Beach said when he regained consciousness he was lying on a gurney being wheeled out of the entrance to the gym. His friend and fishing buddy Roger Gross said he would call Beach’s wife, Saundra, who was home in Angola, so she could meet him at the hospital.
At the emergency room, Beach said, he was fully conscious but still unsure of what had transpired. “All I could say was, ‘The gym can be a real killer,’” he joked.
Beach said just after he reached Beebe Healthcare, his wife, daughter and pastor arrived. During the three days he remained there, Cunningham called the hospital to check on him, but Beach said there are no phones in the intensive care unit where he was being treated.
Days later, Cunningham said, she got a phone call from Beach. “I just started crying,” she said. “Just to hear his voice…it really was so amazing.”
Beach also called Manning, who said Beach thanked him, and the two talked about the how Manning came to be at the gym when Beach collapsed. Like Cunningham, Manning said he was supposed to go to the gym earlier that day. “People come into your life for a reason,” he said.
Beach said he met Manning and Cunningham in person for lunch about a week after the Oct. 22 episode.
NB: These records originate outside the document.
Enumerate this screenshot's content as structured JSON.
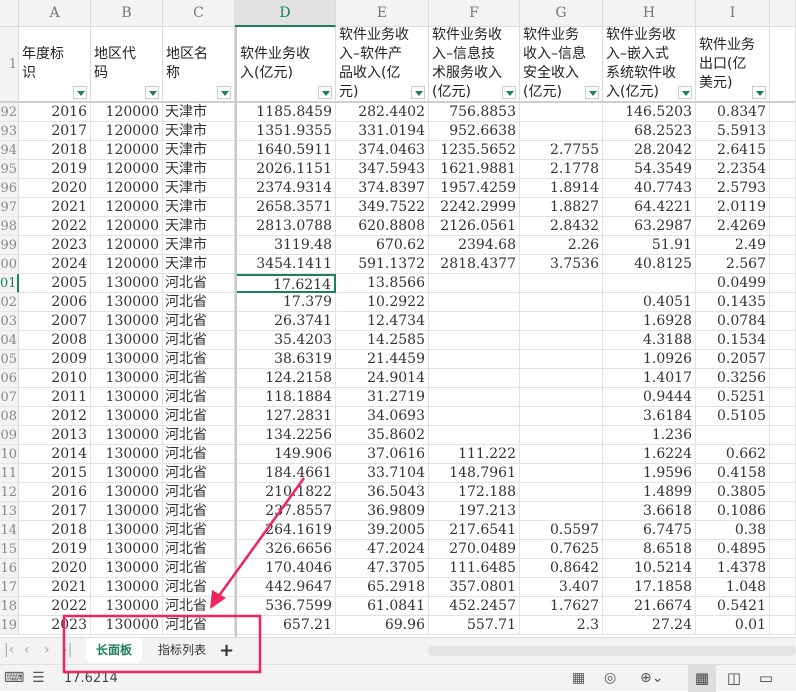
{
  "columns": [
    "A",
    "B",
    "C",
    "D",
    "E",
    "F",
    "G",
    "H",
    "I"
  ],
  "header_row_number": "1",
  "headers": [
    "年度标识",
    "地区代码",
    "地区名称",
    "软件业务收入(亿元)",
    "软件业务收入–软件产品收入(亿元)",
    "软件业务收入–信息技术服务收入(亿元)",
    "软件业务收入–信息安全收入(亿元)",
    "软件业务收入–嵌入式系统软件收入(亿元)",
    "软件业务出口(亿美元)"
  ],
  "rows": [
    {
      "n": "92",
      "v": [
        "2016",
        "120000",
        "天津市",
        "1185.8459",
        "282.4402",
        "756.8853",
        "",
        "146.5203",
        "0.8347"
      ]
    },
    {
      "n": "93",
      "v": [
        "2017",
        "120000",
        "天津市",
        "1351.9355",
        "331.0194",
        "952.6638",
        "",
        "68.2523",
        "5.5913"
      ]
    },
    {
      "n": "94",
      "v": [
        "2018",
        "120000",
        "天津市",
        "1640.5911",
        "374.0463",
        "1235.5652",
        "2.7755",
        "28.2042",
        "2.6415"
      ]
    },
    {
      "n": "95",
      "v": [
        "2019",
        "120000",
        "天津市",
        "2026.1151",
        "347.5943",
        "1621.9881",
        "2.1778",
        "54.3549",
        "2.2354"
      ]
    },
    {
      "n": "96",
      "v": [
        "2020",
        "120000",
        "天津市",
        "2374.9314",
        "374.8397",
        "1957.4259",
        "1.8914",
        "40.7743",
        "2.5793"
      ]
    },
    {
      "n": "97",
      "v": [
        "2021",
        "120000",
        "天津市",
        "2658.3571",
        "349.7522",
        "2242.2999",
        "1.8827",
        "64.4221",
        "2.0119"
      ]
    },
    {
      "n": "98",
      "v": [
        "2022",
        "120000",
        "天津市",
        "2813.0788",
        "620.8808",
        "2126.0561",
        "2.8432",
        "63.2987",
        "2.4269"
      ]
    },
    {
      "n": "99",
      "v": [
        "2023",
        "120000",
        "天津市",
        "3119.48",
        "670.62",
        "2394.68",
        "2.26",
        "51.91",
        "2.49"
      ]
    },
    {
      "n": "00",
      "v": [
        "2024",
        "120000",
        "天津市",
        "3454.1411",
        "591.1372",
        "2818.4377",
        "3.7536",
        "40.8125",
        "2.567"
      ]
    },
    {
      "n": "01",
      "v": [
        "2005",
        "130000",
        "河北省",
        "17.6214",
        "13.8566",
        "",
        "",
        "",
        "0.0499"
      ]
    },
    {
      "n": "02",
      "v": [
        "2006",
        "130000",
        "河北省",
        "17.379",
        "10.2922",
        "",
        "",
        "0.4051",
        "0.1435"
      ]
    },
    {
      "n": "03",
      "v": [
        "2007",
        "130000",
        "河北省",
        "26.3741",
        "12.4734",
        "",
        "",
        "1.6928",
        "0.0784"
      ]
    },
    {
      "n": "04",
      "v": [
        "2008",
        "130000",
        "河北省",
        "35.4203",
        "14.2585",
        "",
        "",
        "4.3188",
        "0.1534"
      ]
    },
    {
      "n": "05",
      "v": [
        "2009",
        "130000",
        "河北省",
        "38.6319",
        "21.4459",
        "",
        "",
        "1.0926",
        "0.2057"
      ]
    },
    {
      "n": "06",
      "v": [
        "2010",
        "130000",
        "河北省",
        "124.2158",
        "24.9014",
        "",
        "",
        "1.4017",
        "0.3256"
      ]
    },
    {
      "n": "07",
      "v": [
        "2011",
        "130000",
        "河北省",
        "118.1884",
        "31.2719",
        "",
        "",
        "0.9444",
        "0.5251"
      ]
    },
    {
      "n": "08",
      "v": [
        "2012",
        "130000",
        "河北省",
        "127.2831",
        "34.0693",
        "",
        "",
        "3.6184",
        "0.5105"
      ]
    },
    {
      "n": "09",
      "v": [
        "2013",
        "130000",
        "河北省",
        "134.2256",
        "35.8602",
        "",
        "",
        "1.236",
        ""
      ]
    },
    {
      "n": "10",
      "v": [
        "2014",
        "130000",
        "河北省",
        "149.906",
        "37.0616",
        "111.222",
        "",
        "1.6224",
        "0.662"
      ]
    },
    {
      "n": "11",
      "v": [
        "2015",
        "130000",
        "河北省",
        "184.4661",
        "33.7104",
        "148.7961",
        "",
        "1.9596",
        "0.4158"
      ]
    },
    {
      "n": "12",
      "v": [
        "2016",
        "130000",
        "河北省",
        "210.1822",
        "36.5043",
        "172.188",
        "",
        "1.4899",
        "0.3805"
      ]
    },
    {
      "n": "13",
      "v": [
        "2017",
        "130000",
        "河北省",
        "237.8557",
        "36.9809",
        "197.213",
        "",
        "3.6618",
        "0.1086"
      ]
    },
    {
      "n": "14",
      "v": [
        "2018",
        "130000",
        "河北省",
        "264.1619",
        "39.2005",
        "217.6541",
        "0.5597",
        "6.7475",
        "0.38"
      ]
    },
    {
      "n": "15",
      "v": [
        "2019",
        "130000",
        "河北省",
        "326.6656",
        "47.2024",
        "270.0489",
        "0.7625",
        "8.6518",
        "0.4895"
      ]
    },
    {
      "n": "16",
      "v": [
        "2020",
        "130000",
        "河北省",
        "170.4046",
        "47.3705",
        "111.6485",
        "0.8642",
        "10.5214",
        "1.4378"
      ]
    },
    {
      "n": "17",
      "v": [
        "2021",
        "130000",
        "河北省",
        "442.9647",
        "65.2918",
        "357.0801",
        "3.407",
        "17.1858",
        "1.048"
      ]
    },
    {
      "n": "18",
      "v": [
        "2022",
        "130000",
        "河北省",
        "536.7599",
        "61.0841",
        "452.2457",
        "1.7627",
        "21.6674",
        "0.5421"
      ]
    },
    {
      "n": "19",
      "v": [
        "2023",
        "130000",
        "河北省",
        "657.21",
        "69.96",
        "557.71",
        "2.3",
        "27.24",
        "0.01"
      ]
    }
  ],
  "sheet_tabs": [
    {
      "label": "长面板"
    },
    {
      "label": "指标列表"
    }
  ],
  "add_tab_label": "+",
  "status": {
    "cell_value": "17.6214"
  },
  "colors": {
    "accent": "#1e7f5c",
    "annotation": "#f0265a"
  }
}
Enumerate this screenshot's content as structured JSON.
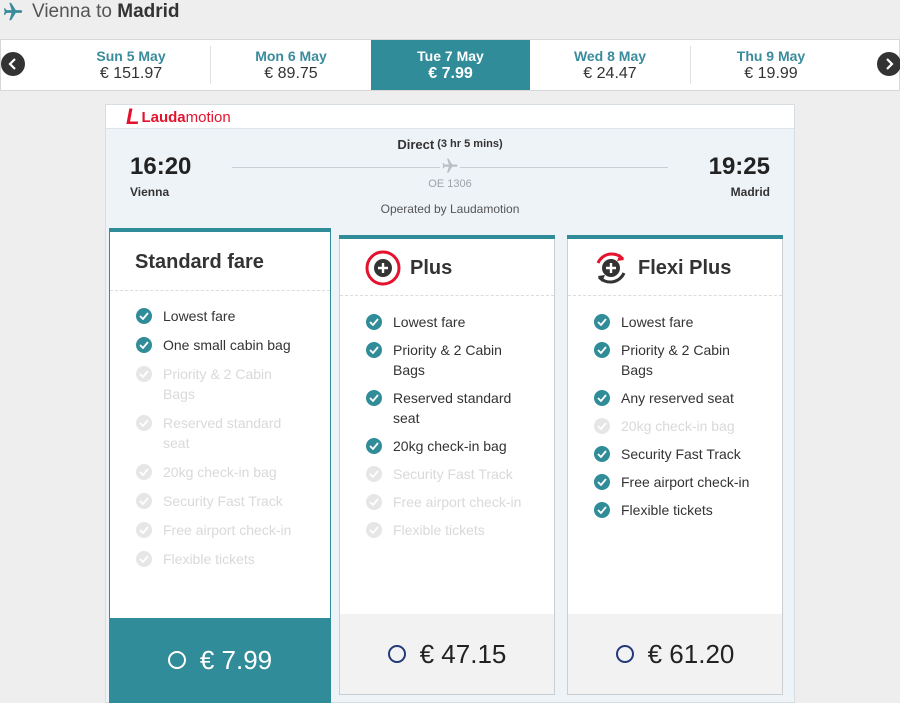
{
  "header": {
    "from": "Vienna",
    "connector": "to",
    "to": "Madrid",
    "icon": "plane-icon"
  },
  "dates": [
    {
      "label": "Sun 5 May",
      "price": "€ 151.97",
      "active": false
    },
    {
      "label": "Mon 6 May",
      "price": "€ 89.75",
      "active": false
    },
    {
      "label": "Tue 7 May",
      "price": "€ 7.99",
      "active": true
    },
    {
      "label": "Wed 8 May",
      "price": "€ 24.47",
      "active": false
    },
    {
      "label": "Thu 9 May",
      "price": "€ 19.99",
      "active": false
    }
  ],
  "flight": {
    "airline_part1": "Lauda",
    "airline_part2": "motion",
    "departure_time": "16:20",
    "departure_city": "Vienna",
    "arrival_time": "19:25",
    "arrival_city": "Madrid",
    "stops": "Direct",
    "duration": "(3 hr 5 mins)",
    "flight_number": "OE 1306",
    "operated_by": "Operated by Laudamotion"
  },
  "fares": [
    {
      "name": "Standard fare",
      "price": "€ 7.99",
      "selected": true,
      "features": [
        {
          "text": "Lowest fare",
          "included": true
        },
        {
          "text": "One small cabin bag",
          "included": true
        },
        {
          "text": "Priority & 2 Cabin Bags",
          "included": false
        },
        {
          "text": "Reserved standard seat",
          "included": false
        },
        {
          "text": "20kg check-in bag",
          "included": false
        },
        {
          "text": "Security Fast Track",
          "included": false
        },
        {
          "text": "Free airport check-in",
          "included": false
        },
        {
          "text": "Flexible tickets",
          "included": false
        }
      ]
    },
    {
      "name": "Plus",
      "price": "€ 47.15",
      "selected": false,
      "icon": "plus-fare-icon",
      "features": [
        {
          "text": "Lowest fare",
          "included": true
        },
        {
          "text": "Priority & 2 Cabin Bags",
          "included": true
        },
        {
          "text": "Reserved standard seat",
          "included": true
        },
        {
          "text": "20kg check-in bag",
          "included": true
        },
        {
          "text": "Security Fast Track",
          "included": false
        },
        {
          "text": "Free airport check-in",
          "included": false
        },
        {
          "text": "Flexible tickets",
          "included": false
        }
      ]
    },
    {
      "name": "Flexi Plus",
      "price": "€ 61.20",
      "selected": false,
      "icon": "flexi-plus-fare-icon",
      "features": [
        {
          "text": "Lowest fare",
          "included": true
        },
        {
          "text": "Priority & 2 Cabin Bags",
          "included": true
        },
        {
          "text": "Any reserved seat",
          "included": true
        },
        {
          "text": "20kg check-in bag",
          "included": false
        },
        {
          "text": "Security Fast Track",
          "included": true
        },
        {
          "text": "Free airport check-in",
          "included": true
        },
        {
          "text": "Flexible tickets",
          "included": true
        }
      ]
    }
  ],
  "colors": {
    "accent": "#318c99",
    "brand_red": "#e4122d",
    "included": "#318c99",
    "excluded": "#e6e6e6"
  }
}
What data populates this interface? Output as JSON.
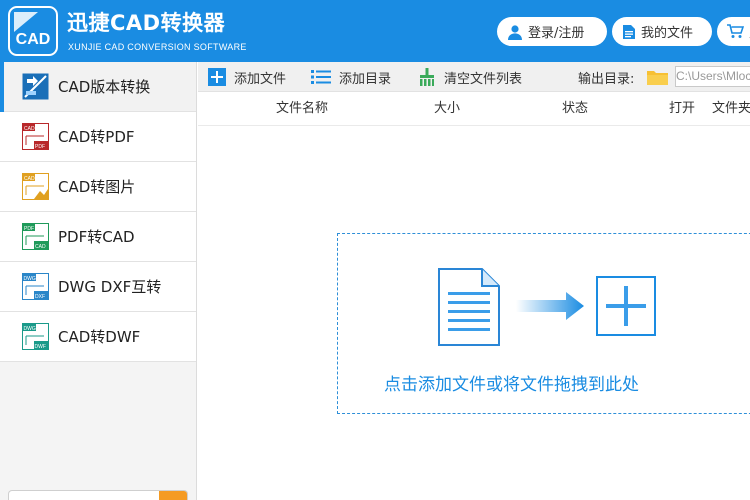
{
  "app": {
    "title": "迅捷CAD转换器",
    "subtitle": "XUNJIE CAD CONVERSION SOFTWARE",
    "logo_text": "CAD",
    "accent_color": "#1a8ce2"
  },
  "header_buttons": {
    "login": {
      "label": "登录/注册",
      "icon": "user-icon"
    },
    "my_files": {
      "label": "我的文件",
      "icon": "document-icon"
    },
    "cart": {
      "label": "购",
      "icon": "cart-icon"
    }
  },
  "sidebar": {
    "items": [
      {
        "label": "CAD版本转换",
        "icon": "cad-version-convert-icon",
        "active": true
      },
      {
        "label": "CAD转PDF",
        "icon": "cad-to-pdf-icon",
        "active": false
      },
      {
        "label": "CAD转图片",
        "icon": "cad-to-image-icon",
        "active": false
      },
      {
        "label": "PDF转CAD",
        "icon": "pdf-to-cad-icon",
        "active": false
      },
      {
        "label": "DWG DXF互转",
        "icon": "dwg-dxf-convert-icon",
        "active": false
      },
      {
        "label": "CAD转DWF",
        "icon": "cad-to-dwf-icon",
        "active": false
      }
    ]
  },
  "toolbar": {
    "add_file": "添加文件",
    "add_dir": "添加目录",
    "clear_list": "清空文件列表",
    "output_label": "输出目录:",
    "output_path": "C:\\Users\\Mloc"
  },
  "table": {
    "columns": [
      "文件名称",
      "大小",
      "状态",
      "打开",
      "文件夹"
    ]
  },
  "dropzone": {
    "text": "点击添加文件或将文件拖拽到此处"
  }
}
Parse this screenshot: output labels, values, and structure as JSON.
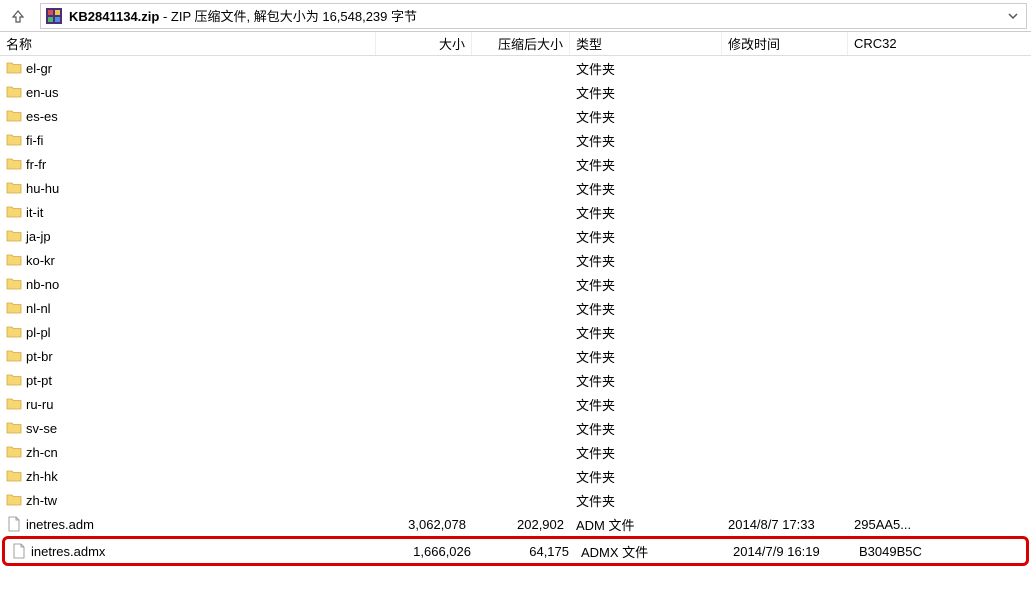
{
  "toolbar": {
    "archive_name": "KB2841134.zip",
    "archive_desc": " - ZIP 压缩文件, 解包大小为 16,548,239 字节"
  },
  "columns": {
    "name": "名称",
    "size": "大小",
    "packed": "压缩后大小",
    "type": "类型",
    "date": "修改时间",
    "crc": "CRC32"
  },
  "types": {
    "folder": "文件夹",
    "adm": "ADM 文件",
    "admx": "ADMX 文件"
  },
  "folders": [
    "el-gr",
    "en-us",
    "es-es",
    "fi-fi",
    "fr-fr",
    "hu-hu",
    "it-it",
    "ja-jp",
    "ko-kr",
    "nb-no",
    "nl-nl",
    "pl-pl",
    "pt-br",
    "pt-pt",
    "ru-ru",
    "sv-se",
    "zh-cn",
    "zh-hk",
    "zh-tw"
  ],
  "files": [
    {
      "name": "inetres.adm",
      "size": "3,062,078",
      "packed": "202,902",
      "type_key": "adm",
      "date": "2014/8/7 17:33",
      "crc": "295AA5..."
    },
    {
      "name": "inetres.admx",
      "size": "1,666,026",
      "packed": "64,175",
      "type_key": "admx",
      "date": "2014/7/9 16:19",
      "crc": "B3049B5C"
    }
  ]
}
Cunningham said the trio plans to meet for lunch once a month. “We really all have a bond now,” she said.
Cunningham said Beach is involved in a church near her home. Even though she doesn’t normally go to church, she said she plans to start meeting him on Sunday mornings, after she comes home from the night shift at Milford Memorial Hospital.
“It’s one of those moments in life I’m so proud to have had,” she said. “For him to come around and be alert by the time EMS got there…that’s pretty profound.”
Cunningham said people suffer respiratory arrest and cardiac arrest at her job, but she is working with a team of professionals with access to heart monitors, medications and crash carts. “It’s just so much different,” she said. “It was just very surreal.”
Cunningham said she has never seen someone who had stopped breathing moments earlier regain consciousness so immediately. “I’ve been a nurse for 13 years. I’ve never been able to witness that first-hand,” she said. “I feel blessed to have gone through it.”
Cunningham said if Beach had been alone or had to wait for an ambulance to arrive, he might not have made it.
A CPR instructor at his job, Manning said he has performed chest compressions during emergencies before. “It’s that muscle memory,” he said. You do what you have to do, and you do what you’re trained to do.”
Manning said he was also affected by speaking to Beach after the incident. “The whole thing was really surreal, how it all came together,” Manning said. “And him being a really nice guy and a really cool guy puts the icing on the cake.”
“I call them my CPR angels,” Beach said of Manning and Cunningham. “I had two people in there who knew what to do and how to do it.”
“For the most part, I stay pretty healthy,” Beach said. “I had no pain, anything, when this happened.”
Doctors agreed it was a family history of heart problems that caused the heart attack, Beach said; they told him it could have happened anywhere. “I was very fortunate that it happened here,” he said – at the gym.
Beach said he is undergoing cardio rehab, which includes light exercise like walking, so doctors can monitor his progress. Once he is finished, he said, he’d be back at the gym every Tuesday. “I enjoy it,” he said.
For information on local CPR classes, go to ahainstructornetwork.americanheart.org.